Work item: Only lines containing "call" belong in the answer, each copied from the entries below.

= = = = =

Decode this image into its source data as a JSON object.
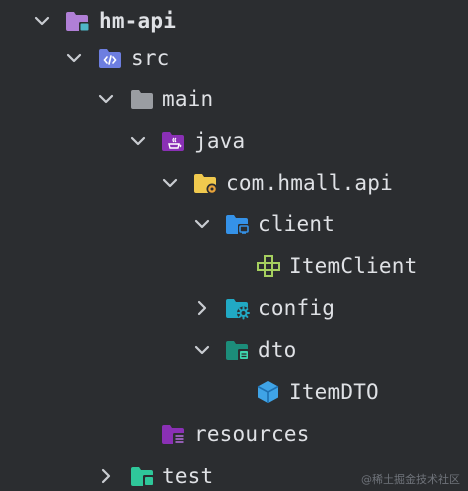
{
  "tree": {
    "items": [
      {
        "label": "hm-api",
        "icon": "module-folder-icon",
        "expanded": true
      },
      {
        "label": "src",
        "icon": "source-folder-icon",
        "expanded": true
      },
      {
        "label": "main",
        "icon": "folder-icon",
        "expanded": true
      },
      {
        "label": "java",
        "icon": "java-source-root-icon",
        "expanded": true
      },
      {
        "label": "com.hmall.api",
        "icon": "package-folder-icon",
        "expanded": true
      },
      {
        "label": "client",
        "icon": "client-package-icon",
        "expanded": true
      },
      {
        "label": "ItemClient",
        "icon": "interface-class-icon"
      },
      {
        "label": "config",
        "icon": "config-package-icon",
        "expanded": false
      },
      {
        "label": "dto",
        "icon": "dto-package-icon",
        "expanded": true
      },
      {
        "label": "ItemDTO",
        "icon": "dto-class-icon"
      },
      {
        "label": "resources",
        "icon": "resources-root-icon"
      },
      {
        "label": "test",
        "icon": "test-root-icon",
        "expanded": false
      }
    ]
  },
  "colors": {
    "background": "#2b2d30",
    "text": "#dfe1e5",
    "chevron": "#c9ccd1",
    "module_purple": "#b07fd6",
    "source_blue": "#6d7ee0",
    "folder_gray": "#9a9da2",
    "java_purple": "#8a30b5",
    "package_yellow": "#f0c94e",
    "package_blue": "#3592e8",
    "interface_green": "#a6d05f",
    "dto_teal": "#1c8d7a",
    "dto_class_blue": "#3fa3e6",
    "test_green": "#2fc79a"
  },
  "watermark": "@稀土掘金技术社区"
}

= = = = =

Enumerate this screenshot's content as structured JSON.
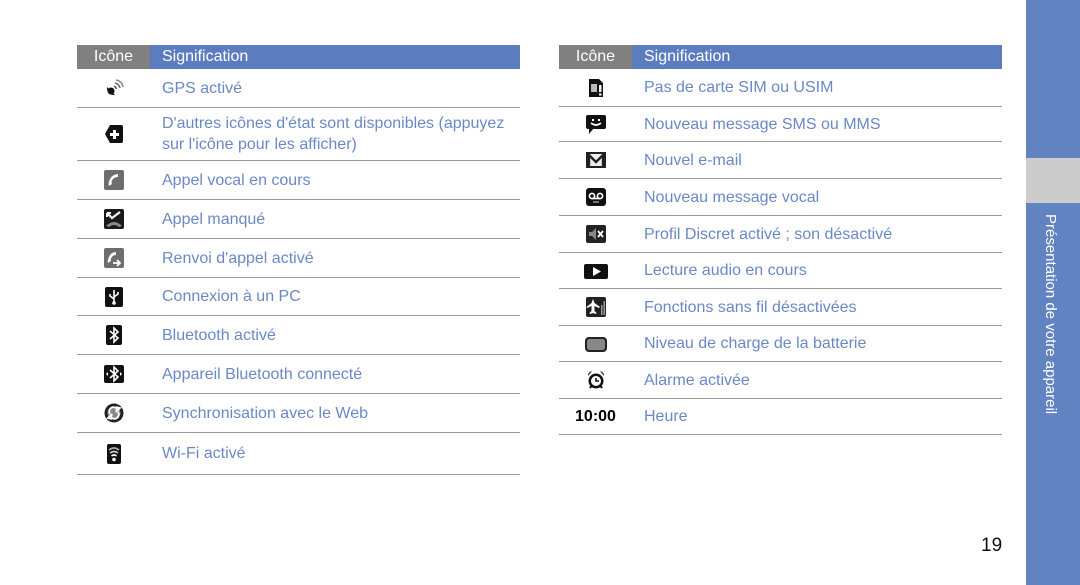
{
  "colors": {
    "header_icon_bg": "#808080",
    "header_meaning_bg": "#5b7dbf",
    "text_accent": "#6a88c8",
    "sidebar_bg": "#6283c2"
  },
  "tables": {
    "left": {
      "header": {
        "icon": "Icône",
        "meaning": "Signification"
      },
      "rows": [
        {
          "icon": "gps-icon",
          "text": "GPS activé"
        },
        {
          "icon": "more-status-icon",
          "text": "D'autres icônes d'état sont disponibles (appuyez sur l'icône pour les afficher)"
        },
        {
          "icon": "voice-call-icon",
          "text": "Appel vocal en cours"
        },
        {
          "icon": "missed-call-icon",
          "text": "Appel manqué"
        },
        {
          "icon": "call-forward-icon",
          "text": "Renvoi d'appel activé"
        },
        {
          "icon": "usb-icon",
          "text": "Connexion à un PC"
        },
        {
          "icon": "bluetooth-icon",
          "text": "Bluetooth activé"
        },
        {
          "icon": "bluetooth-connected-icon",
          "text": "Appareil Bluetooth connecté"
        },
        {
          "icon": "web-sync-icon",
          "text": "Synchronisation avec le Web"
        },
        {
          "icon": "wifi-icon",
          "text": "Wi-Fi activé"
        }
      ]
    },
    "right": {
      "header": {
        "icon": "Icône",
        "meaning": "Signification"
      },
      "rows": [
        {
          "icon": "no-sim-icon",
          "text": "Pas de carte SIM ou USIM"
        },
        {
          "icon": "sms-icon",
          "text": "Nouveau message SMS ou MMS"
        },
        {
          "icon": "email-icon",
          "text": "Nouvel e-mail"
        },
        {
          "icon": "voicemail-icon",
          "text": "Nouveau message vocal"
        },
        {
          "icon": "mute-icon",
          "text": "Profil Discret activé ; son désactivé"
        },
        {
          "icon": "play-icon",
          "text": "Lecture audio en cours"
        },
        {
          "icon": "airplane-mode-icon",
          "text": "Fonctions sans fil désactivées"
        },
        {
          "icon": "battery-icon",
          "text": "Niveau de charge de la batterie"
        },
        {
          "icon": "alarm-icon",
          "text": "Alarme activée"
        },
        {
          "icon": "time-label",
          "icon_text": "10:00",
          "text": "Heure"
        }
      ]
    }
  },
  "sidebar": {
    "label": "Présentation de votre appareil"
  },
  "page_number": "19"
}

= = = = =

Problem solution:
          "icon": "voice-call-icon",
          "icon": "missed-call-icon",
          "icon": "call-forward-icon",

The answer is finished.